MATERIALS PROVIDED>
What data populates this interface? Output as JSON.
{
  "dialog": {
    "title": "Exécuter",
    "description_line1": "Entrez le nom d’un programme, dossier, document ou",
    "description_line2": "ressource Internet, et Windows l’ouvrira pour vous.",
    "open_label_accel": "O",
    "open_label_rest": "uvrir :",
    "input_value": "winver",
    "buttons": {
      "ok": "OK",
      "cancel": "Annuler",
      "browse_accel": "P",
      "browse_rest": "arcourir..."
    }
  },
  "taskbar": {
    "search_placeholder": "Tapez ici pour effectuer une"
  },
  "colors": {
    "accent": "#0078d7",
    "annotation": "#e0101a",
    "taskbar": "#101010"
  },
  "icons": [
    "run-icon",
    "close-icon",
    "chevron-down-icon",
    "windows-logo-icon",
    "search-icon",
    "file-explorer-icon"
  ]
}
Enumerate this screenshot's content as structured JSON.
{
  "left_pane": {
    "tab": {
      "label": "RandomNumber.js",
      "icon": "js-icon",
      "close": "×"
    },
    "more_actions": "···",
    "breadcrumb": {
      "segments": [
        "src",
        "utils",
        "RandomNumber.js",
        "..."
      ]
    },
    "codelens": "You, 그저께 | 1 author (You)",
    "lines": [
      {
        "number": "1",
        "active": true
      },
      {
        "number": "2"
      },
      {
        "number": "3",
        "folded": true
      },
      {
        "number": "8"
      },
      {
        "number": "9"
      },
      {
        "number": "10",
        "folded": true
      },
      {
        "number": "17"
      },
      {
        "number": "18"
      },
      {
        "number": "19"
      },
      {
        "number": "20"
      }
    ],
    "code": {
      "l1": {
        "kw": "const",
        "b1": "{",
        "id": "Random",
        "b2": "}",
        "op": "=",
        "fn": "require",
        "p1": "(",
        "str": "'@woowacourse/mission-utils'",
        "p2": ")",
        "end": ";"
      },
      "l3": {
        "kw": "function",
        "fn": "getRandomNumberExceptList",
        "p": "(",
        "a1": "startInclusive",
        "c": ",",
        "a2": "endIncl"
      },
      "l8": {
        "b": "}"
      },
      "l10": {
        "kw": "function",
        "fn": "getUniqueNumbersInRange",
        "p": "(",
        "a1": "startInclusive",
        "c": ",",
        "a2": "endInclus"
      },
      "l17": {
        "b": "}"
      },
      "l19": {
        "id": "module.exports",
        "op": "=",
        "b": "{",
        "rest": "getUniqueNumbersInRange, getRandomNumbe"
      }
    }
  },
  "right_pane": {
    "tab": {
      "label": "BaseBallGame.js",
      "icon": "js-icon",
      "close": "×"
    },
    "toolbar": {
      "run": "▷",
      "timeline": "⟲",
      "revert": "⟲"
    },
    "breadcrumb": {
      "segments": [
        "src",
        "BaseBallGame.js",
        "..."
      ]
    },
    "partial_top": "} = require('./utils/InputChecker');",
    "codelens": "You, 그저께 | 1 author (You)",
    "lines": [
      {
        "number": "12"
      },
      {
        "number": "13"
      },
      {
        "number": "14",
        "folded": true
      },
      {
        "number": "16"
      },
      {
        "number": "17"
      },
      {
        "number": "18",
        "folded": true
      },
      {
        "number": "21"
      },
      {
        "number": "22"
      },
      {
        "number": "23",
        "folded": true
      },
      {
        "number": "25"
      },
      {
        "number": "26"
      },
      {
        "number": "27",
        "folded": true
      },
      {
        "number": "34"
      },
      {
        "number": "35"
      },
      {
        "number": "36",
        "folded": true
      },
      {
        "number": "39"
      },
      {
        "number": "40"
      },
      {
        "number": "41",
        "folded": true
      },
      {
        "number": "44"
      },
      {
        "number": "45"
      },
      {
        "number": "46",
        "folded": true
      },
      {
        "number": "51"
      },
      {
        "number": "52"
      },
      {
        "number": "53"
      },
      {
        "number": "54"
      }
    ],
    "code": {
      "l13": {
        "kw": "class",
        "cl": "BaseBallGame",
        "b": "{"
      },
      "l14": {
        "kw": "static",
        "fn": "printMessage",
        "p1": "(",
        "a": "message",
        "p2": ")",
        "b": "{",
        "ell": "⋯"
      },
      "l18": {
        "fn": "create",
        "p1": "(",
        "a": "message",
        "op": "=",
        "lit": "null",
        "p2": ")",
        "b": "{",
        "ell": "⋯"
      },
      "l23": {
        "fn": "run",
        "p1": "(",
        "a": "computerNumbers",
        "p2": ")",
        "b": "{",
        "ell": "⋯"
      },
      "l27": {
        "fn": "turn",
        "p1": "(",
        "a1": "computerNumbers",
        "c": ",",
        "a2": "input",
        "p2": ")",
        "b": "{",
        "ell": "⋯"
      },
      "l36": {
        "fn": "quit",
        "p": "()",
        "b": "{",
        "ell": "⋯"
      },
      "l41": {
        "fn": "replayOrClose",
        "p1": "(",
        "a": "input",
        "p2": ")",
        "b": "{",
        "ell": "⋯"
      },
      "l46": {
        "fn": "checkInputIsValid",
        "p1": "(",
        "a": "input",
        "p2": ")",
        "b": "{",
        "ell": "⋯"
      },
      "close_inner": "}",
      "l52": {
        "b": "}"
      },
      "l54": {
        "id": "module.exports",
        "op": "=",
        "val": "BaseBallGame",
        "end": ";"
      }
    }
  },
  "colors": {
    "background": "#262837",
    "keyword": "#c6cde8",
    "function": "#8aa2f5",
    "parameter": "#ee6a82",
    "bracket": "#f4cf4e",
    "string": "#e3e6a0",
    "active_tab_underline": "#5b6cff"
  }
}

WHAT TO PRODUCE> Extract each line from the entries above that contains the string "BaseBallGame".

SOLUTION FOR THIS PROBLEM>
      "label": "BaseBallGame.js",
        "BaseBallGame.js",
        "cl": "BaseBallGame",
        "val": "BaseBallGame",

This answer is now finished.